When it comes to accuracy and reliability, the Polar H10 sets the standard for chest-strap heart rate monitors. If you’re after maximum reliability for your BPM training stats, this is the one to go for. 

The Polar H10 weighs just 60 grams, including the strap. The sensor pod is small and slim and clips onto a nice, soft strap. The tracking pads and strap material offer a decent amount of flex and sit comfortably against the skin. The tracking part of the strap also moves with your body, minimising chafe risk and stopping it digging in.  

A quick release clip makes it easy to put on and take off – there’s no fiddling with hooks and clasps like you’ll find on Garmin straps. Small silicone studs around the back section also help it stay in place whatever you’re throwing yourself into.  

Polar H10 performance

This strap runs off a coin cell battery like the Garmin HRM-Pro Plus, so it’s not rechargeable. But you get 400 hours of training on a single battery. You can connect simultaneously to two Bluetooth devices and one ANT+ device. When we were testing the best heart rate monitors, connectivity was reliable with various watches from all brands, including Polar, Garmin and COROS, as well as iPhone apps and the Polar Beat training app.  

Onboard storage is limited to one workout. So unlike some heart rate monitors that store multiple workouts between syncs with a watch or app, the H10 doesn’t work as well as a standalone device.   

The H10 is waterproof to 30 metres, so it can be used in all kinds of wet conditions. However, accuracy in the water is not guaranteed, so it’s not the best option for swimming.

There are also no tracking extras with the Polar H10. If you want running form metrics, you might want to consider the Garmin HRM-Pro Plus.

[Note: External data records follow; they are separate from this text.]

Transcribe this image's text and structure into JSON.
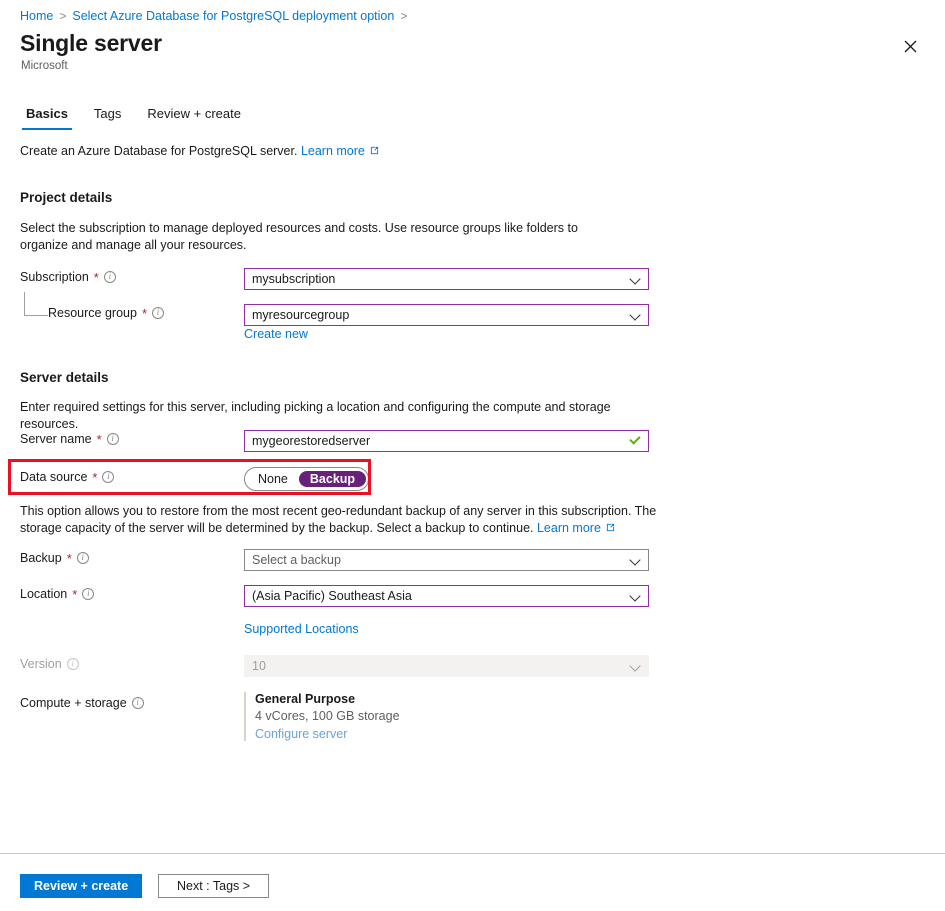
{
  "breadcrumb": {
    "items": [
      {
        "label": "Home",
        "sep": ">"
      },
      {
        "label": "Select Azure Database for PostgreSQL deployment option",
        "sep": ">"
      }
    ]
  },
  "header": {
    "title": "Single server",
    "publisher": "Microsoft",
    "close_icon": "close-icon"
  },
  "tabs": [
    {
      "label": "Basics",
      "active": true
    },
    {
      "label": "Tags",
      "active": false
    },
    {
      "label": "Review + create",
      "active": false
    }
  ],
  "intro": {
    "text": "Create an Azure Database for PostgreSQL server.",
    "link": "Learn more"
  },
  "project_details": {
    "heading": "Project details",
    "description": "Select the subscription to manage deployed resources and costs. Use resource groups like folders to organize and manage all your resources.",
    "subscription": {
      "label": "Subscription",
      "required": "*",
      "value": "mysubscription"
    },
    "resource_group": {
      "label": "Resource group",
      "required": "*",
      "value": "myresourcegroup",
      "create_new": "Create new"
    }
  },
  "server_details": {
    "heading": "Server details",
    "description": "Enter required settings for this server, including picking a location and configuring the compute and storage resources.",
    "server_name": {
      "label": "Server name",
      "required": "*",
      "value": "mygeorestoredserver"
    },
    "data_source": {
      "label": "Data source",
      "required": "*",
      "options": [
        "None",
        "Backup"
      ],
      "selected": "Backup"
    },
    "data_source_note": {
      "text": "This option allows you to restore from the most recent geo-redundant backup of any server in this subscription. The storage capacity of the server will be determined by the backup. Select a backup to continue.",
      "link": "Learn more"
    },
    "backup": {
      "label": "Backup",
      "required": "*",
      "placeholder": "Select a backup",
      "value": ""
    },
    "location": {
      "label": "Location",
      "required": "*",
      "value": "(Asia Pacific) Southeast Asia",
      "supported_link": "Supported Locations"
    },
    "version": {
      "label": "Version",
      "value": "10",
      "disabled": true
    },
    "compute_storage": {
      "label": "Compute + storage",
      "tier": "General Purpose",
      "spec": "4 vCores, 100 GB storage",
      "link": "Configure server"
    }
  },
  "footer": {
    "review_create": "Review + create",
    "next": "Next : Tags >"
  },
  "colors": {
    "accent_blue": "#0078d4",
    "focus_purple": "#8c2fa8",
    "toggle_purple": "#68217a",
    "required_red": "#a4262c",
    "valid_green": "#5db300",
    "annotation_red": "#e81123"
  }
}
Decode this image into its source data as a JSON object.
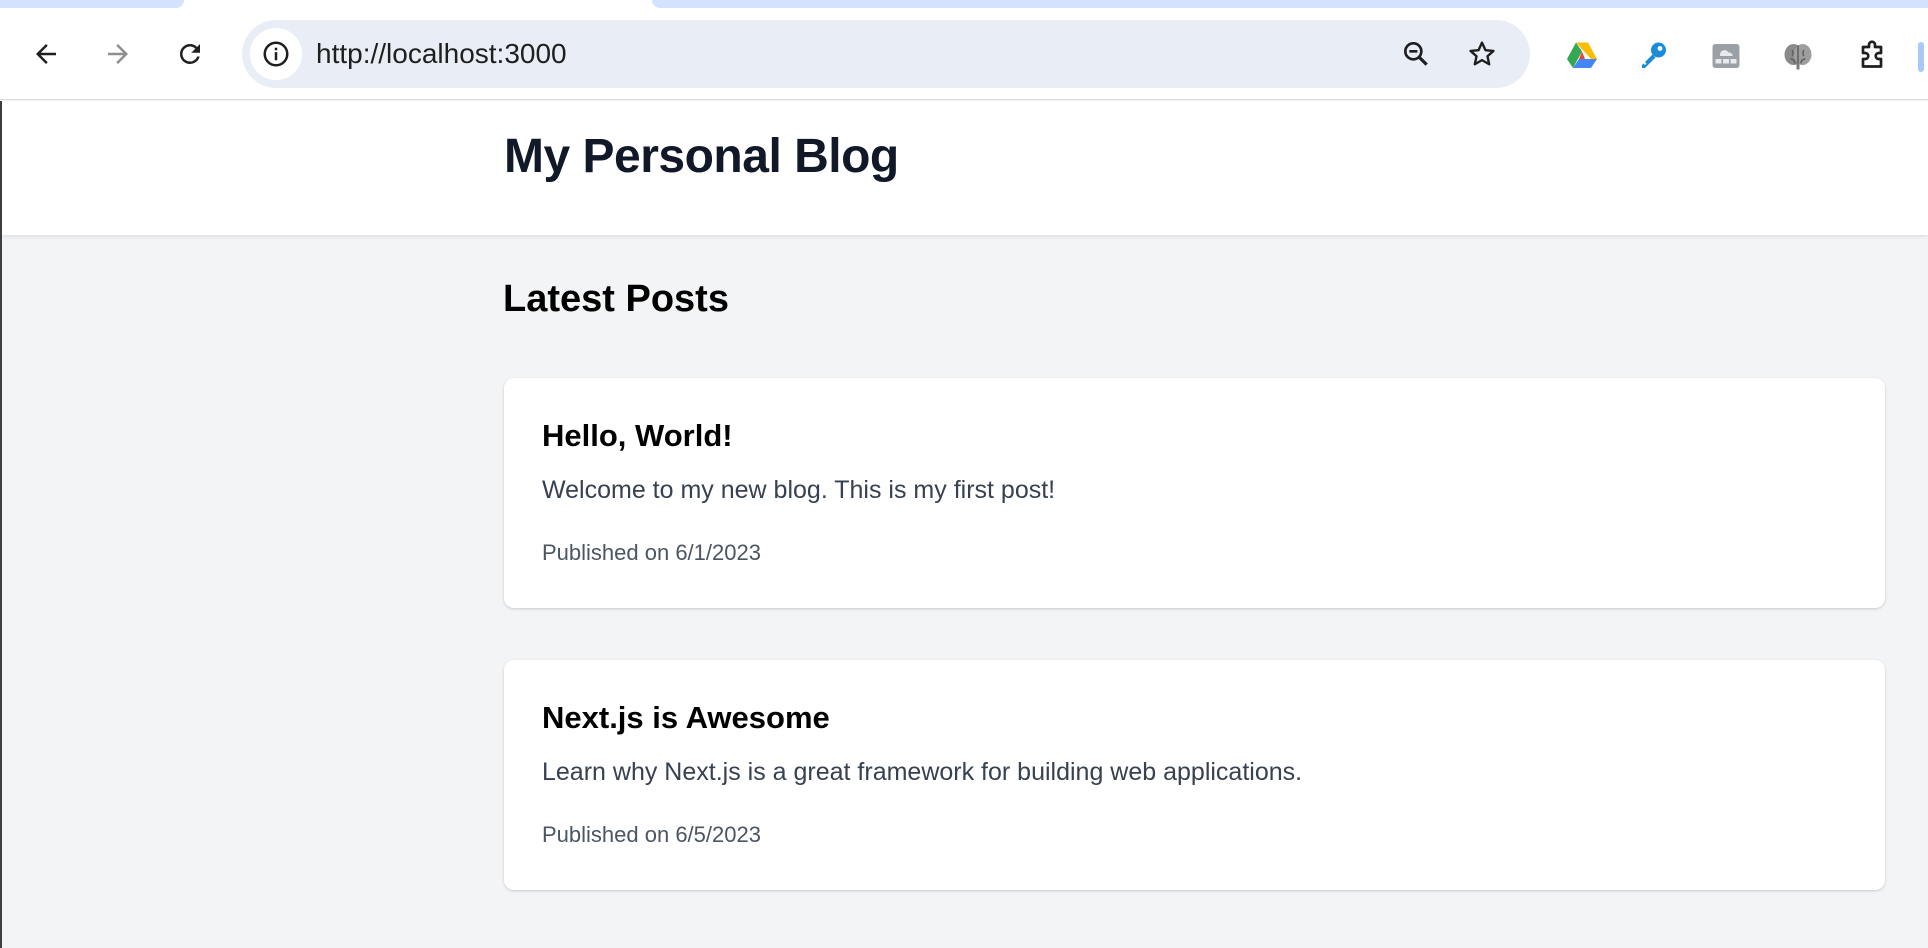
{
  "browser": {
    "url": "http://localhost:3000",
    "icons": {
      "back": "arrow-left-icon",
      "forward": "arrow-right-icon",
      "reload": "reload-icon",
      "site_info": "info-icon",
      "zoom": "zoom-out-icon",
      "bookmark": "star-icon",
      "extensions": [
        "google-drive-icon",
        "blue-key-icon",
        "cloud-grid-icon",
        "brain-icon",
        "puzzle-piece-icon"
      ]
    }
  },
  "header": {
    "title": "My Personal Blog"
  },
  "main": {
    "section_title": "Latest Posts",
    "posts": [
      {
        "title": "Hello, World!",
        "excerpt": "Welcome to my new blog. This is my first post!",
        "date": "Published on 6/1/2023"
      },
      {
        "title": "Next.js is Awesome",
        "excerpt": "Learn why Next.js is a great framework for building web applications.",
        "date": "Published on 6/5/2023"
      }
    ]
  },
  "colors": {
    "page_background": "#f3f4f6",
    "card_background": "#ffffff",
    "title_text": "#111827",
    "excerpt_text": "#374151",
    "date_text": "#4b5563"
  }
}
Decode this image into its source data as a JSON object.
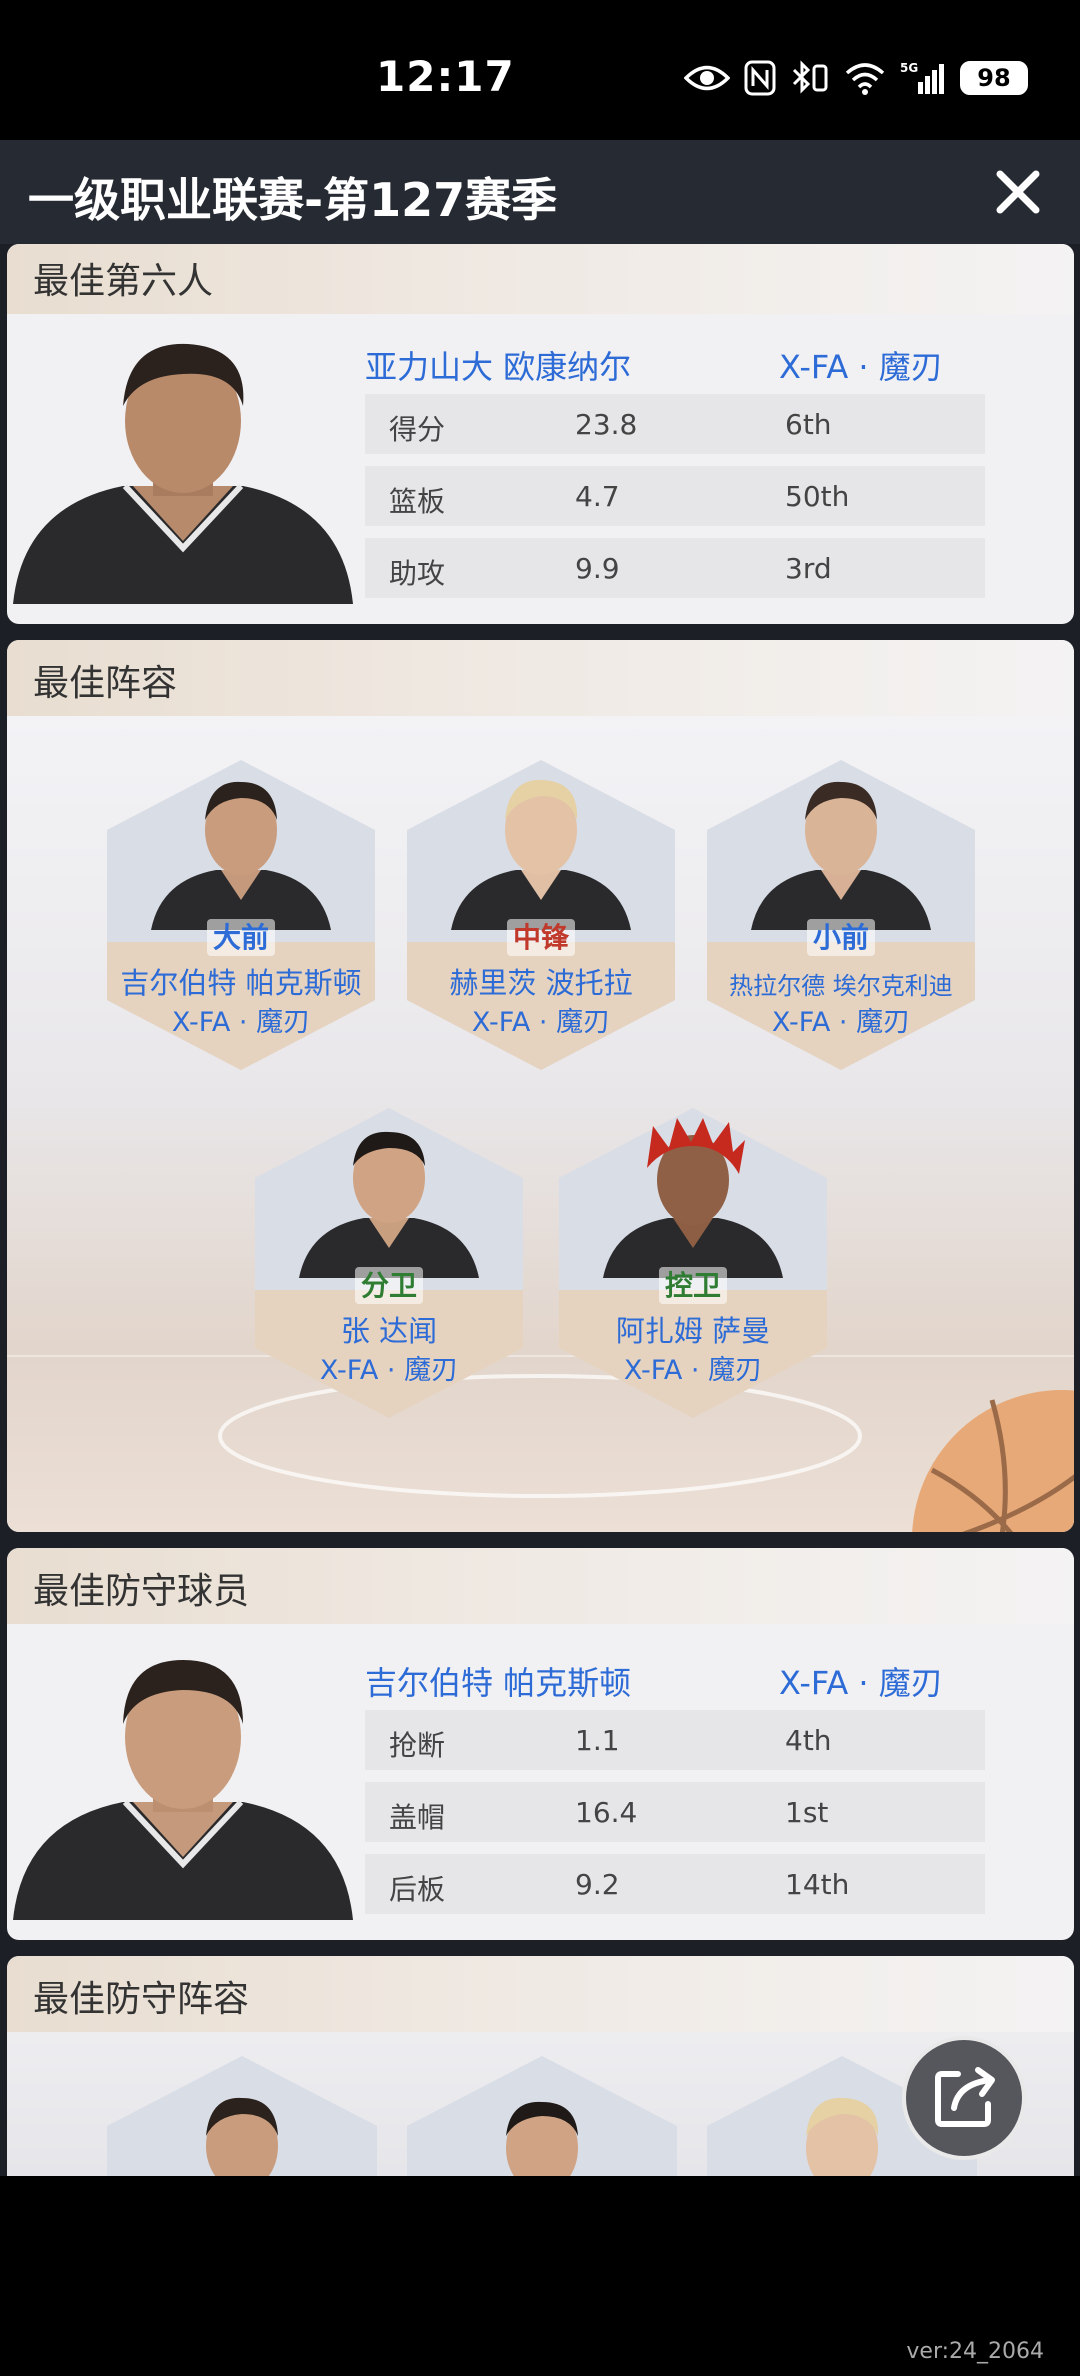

However, if you’re sticking to dry land, want accuracy, reliability and comfort and don’t care about bells and whistles like running dynamics, the Polar H10 represents good value.  So too does the Polar Verity Sense, which is a good arm-mounted alternative.